[1] Veenendaal D. and Block P.Computational form finding for fabric formworks: an overview and discussion,Proceedings of the 2nd international conference on flexible formwork,Ohr, J. et al. (editors), Bath, UK, (2012), 368-378

[2] Vailly, T. , Ohaly, I. The creative Factory As of 15. April 2015

[3] Sarafian, J., Culver, R., Lewis, Trevor S. Robotic Formwork in the MARS Pavilion: Towards The Creation of Programmable Matter. In ACADIA 2017: DISCIPLINES & DISRUPTION [Proceedings of the 37th ACADIA, Cambridge, MA 2-4, (2017) pp. 522- 53


SimAUD 2019 Paper :

Robot Ecologies


Maria Yablonina, ICD Stuttgart

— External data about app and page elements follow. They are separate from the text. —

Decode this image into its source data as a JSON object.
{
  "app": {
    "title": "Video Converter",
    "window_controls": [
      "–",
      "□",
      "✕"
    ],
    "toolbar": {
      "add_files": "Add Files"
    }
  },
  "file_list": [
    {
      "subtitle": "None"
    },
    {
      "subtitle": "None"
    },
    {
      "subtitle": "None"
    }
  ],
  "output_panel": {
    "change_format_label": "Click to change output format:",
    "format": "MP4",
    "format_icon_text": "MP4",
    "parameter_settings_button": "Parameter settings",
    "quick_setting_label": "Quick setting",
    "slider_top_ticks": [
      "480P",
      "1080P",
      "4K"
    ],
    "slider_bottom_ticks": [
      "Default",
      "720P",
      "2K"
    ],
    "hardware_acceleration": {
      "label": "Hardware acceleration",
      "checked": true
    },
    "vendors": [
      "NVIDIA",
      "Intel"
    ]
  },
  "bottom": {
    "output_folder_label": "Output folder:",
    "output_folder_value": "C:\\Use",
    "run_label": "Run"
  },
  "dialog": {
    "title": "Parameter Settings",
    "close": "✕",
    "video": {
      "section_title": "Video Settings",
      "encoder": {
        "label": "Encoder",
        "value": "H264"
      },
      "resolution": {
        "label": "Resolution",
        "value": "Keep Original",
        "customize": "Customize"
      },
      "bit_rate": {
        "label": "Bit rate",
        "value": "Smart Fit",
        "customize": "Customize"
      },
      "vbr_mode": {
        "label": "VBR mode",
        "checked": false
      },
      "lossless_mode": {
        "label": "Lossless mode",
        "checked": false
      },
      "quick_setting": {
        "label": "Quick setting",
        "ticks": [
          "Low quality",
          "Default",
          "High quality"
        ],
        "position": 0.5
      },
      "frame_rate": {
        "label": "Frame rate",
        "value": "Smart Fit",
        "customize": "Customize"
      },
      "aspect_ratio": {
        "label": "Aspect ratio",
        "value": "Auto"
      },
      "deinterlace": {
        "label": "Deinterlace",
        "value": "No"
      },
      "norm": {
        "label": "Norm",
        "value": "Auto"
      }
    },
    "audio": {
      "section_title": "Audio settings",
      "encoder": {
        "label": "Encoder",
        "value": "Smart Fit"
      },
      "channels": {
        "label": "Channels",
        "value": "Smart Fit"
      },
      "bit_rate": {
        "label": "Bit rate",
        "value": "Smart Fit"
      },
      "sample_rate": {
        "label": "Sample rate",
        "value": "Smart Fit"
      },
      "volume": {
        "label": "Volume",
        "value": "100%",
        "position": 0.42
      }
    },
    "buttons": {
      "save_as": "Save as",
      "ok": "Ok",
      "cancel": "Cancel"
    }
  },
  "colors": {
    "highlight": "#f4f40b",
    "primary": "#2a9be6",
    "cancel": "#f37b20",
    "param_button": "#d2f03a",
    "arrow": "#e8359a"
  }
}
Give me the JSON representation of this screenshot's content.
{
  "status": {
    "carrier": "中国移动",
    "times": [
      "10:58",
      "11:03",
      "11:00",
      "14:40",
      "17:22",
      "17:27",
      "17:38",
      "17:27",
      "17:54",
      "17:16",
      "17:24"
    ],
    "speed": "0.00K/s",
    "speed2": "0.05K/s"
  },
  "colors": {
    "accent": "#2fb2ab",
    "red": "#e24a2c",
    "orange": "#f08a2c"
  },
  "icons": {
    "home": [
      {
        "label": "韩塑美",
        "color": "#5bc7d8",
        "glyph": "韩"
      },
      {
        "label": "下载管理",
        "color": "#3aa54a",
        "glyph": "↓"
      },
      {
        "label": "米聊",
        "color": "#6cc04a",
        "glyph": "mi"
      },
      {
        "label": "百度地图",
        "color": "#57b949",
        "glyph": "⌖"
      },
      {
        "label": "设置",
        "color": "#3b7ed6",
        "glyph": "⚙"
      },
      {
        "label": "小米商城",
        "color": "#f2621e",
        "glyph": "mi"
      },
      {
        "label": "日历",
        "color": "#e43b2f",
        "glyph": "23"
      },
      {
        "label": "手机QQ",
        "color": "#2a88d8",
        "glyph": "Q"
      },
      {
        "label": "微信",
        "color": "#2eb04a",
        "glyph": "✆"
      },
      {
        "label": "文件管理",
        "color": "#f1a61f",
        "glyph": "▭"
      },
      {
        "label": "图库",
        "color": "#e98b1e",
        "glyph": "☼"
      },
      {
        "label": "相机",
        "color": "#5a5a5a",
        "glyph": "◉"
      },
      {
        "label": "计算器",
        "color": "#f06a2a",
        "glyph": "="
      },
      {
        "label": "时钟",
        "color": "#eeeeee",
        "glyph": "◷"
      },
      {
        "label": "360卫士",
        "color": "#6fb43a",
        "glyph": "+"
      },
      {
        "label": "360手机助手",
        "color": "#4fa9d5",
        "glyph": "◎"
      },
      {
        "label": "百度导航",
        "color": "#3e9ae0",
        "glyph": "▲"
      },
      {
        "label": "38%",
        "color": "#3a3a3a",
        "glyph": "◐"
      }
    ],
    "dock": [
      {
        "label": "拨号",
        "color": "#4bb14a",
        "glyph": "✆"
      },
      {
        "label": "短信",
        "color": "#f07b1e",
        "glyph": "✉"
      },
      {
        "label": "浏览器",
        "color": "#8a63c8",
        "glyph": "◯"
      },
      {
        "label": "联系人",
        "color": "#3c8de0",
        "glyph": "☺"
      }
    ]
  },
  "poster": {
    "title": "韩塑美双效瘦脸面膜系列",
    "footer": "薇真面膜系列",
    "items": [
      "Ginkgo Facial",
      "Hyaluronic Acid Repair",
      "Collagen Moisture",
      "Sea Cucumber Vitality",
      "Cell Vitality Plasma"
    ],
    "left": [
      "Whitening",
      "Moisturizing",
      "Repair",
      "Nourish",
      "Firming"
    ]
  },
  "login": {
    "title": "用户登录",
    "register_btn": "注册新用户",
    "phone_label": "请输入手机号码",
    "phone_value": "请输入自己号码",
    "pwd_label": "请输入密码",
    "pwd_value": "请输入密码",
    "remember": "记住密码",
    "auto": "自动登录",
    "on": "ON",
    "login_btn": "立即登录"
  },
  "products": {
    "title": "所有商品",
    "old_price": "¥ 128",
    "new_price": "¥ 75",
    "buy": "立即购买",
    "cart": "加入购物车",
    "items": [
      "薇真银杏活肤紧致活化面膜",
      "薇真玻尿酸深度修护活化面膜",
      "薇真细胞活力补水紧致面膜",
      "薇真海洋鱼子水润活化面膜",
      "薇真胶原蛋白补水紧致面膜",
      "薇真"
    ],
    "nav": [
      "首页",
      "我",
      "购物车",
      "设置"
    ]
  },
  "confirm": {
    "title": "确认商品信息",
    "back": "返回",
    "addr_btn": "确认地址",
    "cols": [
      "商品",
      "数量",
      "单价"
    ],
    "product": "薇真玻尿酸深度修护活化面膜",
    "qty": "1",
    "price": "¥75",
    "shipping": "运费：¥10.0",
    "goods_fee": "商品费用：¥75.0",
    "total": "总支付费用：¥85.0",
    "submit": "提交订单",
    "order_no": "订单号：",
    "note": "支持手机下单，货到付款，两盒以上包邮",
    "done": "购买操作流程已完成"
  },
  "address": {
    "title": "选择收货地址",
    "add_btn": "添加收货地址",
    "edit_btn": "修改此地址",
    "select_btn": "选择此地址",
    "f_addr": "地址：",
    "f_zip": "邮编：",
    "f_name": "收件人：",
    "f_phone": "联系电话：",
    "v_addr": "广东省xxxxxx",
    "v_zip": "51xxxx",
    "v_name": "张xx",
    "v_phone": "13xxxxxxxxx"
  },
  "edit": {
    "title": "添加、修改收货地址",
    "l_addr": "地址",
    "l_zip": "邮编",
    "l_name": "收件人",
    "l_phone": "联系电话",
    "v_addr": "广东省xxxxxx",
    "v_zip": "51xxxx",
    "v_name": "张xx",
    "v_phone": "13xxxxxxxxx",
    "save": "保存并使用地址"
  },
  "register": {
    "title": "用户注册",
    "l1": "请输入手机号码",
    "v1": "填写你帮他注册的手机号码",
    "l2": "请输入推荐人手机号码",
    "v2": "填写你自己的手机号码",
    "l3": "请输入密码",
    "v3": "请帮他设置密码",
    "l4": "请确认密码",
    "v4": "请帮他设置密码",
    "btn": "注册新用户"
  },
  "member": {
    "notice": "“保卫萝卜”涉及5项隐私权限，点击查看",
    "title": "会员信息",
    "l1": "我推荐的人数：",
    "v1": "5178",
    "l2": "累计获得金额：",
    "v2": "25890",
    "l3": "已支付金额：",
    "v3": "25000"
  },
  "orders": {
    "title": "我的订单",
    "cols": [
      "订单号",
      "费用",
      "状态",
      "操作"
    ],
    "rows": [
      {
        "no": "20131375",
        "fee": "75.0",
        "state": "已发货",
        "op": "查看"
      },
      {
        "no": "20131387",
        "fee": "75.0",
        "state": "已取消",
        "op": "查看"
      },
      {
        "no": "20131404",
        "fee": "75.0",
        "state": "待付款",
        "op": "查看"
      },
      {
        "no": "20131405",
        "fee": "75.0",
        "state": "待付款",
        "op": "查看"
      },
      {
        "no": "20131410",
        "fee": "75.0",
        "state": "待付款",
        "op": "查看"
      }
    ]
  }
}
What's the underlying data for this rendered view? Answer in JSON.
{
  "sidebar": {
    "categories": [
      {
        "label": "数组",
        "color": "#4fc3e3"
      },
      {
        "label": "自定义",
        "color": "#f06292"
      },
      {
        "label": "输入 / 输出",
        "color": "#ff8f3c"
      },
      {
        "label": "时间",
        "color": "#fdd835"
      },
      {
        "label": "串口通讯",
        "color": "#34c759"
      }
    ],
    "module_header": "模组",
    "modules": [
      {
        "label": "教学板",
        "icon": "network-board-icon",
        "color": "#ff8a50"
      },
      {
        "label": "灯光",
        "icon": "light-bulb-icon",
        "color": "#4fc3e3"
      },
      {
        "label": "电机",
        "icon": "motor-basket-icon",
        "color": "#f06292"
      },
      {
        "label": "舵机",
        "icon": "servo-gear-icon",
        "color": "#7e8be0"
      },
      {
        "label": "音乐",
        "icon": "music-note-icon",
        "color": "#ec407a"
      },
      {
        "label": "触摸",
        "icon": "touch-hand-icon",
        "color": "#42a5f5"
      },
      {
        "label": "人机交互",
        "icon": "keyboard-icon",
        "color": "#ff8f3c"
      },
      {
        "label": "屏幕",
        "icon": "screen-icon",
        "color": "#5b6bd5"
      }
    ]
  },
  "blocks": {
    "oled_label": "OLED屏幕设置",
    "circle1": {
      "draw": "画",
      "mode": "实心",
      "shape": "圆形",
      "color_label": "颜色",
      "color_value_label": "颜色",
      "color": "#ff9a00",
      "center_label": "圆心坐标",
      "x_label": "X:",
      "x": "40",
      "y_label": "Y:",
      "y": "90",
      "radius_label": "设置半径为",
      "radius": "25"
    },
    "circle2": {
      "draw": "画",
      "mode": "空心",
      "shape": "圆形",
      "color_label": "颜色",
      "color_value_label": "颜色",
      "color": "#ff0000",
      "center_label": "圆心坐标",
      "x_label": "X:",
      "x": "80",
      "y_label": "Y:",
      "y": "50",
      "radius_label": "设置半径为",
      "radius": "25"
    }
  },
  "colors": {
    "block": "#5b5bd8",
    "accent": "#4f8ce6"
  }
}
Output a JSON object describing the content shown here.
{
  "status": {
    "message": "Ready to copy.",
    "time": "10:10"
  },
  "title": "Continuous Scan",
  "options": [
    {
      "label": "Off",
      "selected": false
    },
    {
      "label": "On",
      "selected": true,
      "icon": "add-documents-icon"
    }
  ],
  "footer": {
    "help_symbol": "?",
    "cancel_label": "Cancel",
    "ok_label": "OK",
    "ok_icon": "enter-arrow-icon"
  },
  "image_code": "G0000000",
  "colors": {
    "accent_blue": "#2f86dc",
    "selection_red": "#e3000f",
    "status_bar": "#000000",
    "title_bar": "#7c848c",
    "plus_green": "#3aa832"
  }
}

Maria Yablonina is a research associate and doctoral candidate at the Institute for Computational Design and Construction at the University of Stuttgart. With the completion of her Master degree at the ITECH programme in 2015 she also received the faculty’s Diploma Prize. In 2017 she has been awarded a Landesgraduierten-Scholarship for her doctoral thesis.

With a strong interest in robotics and digital fabrication techniques, she is currently focusing on exploring potential fabrication techniques enabled through introduction of architecture-specific custom robotic tools for construction and fabrication. Her work includes development of hardware and software tools as well as complementing material systems.


DATE: 9.05.2017

TIME: 17:00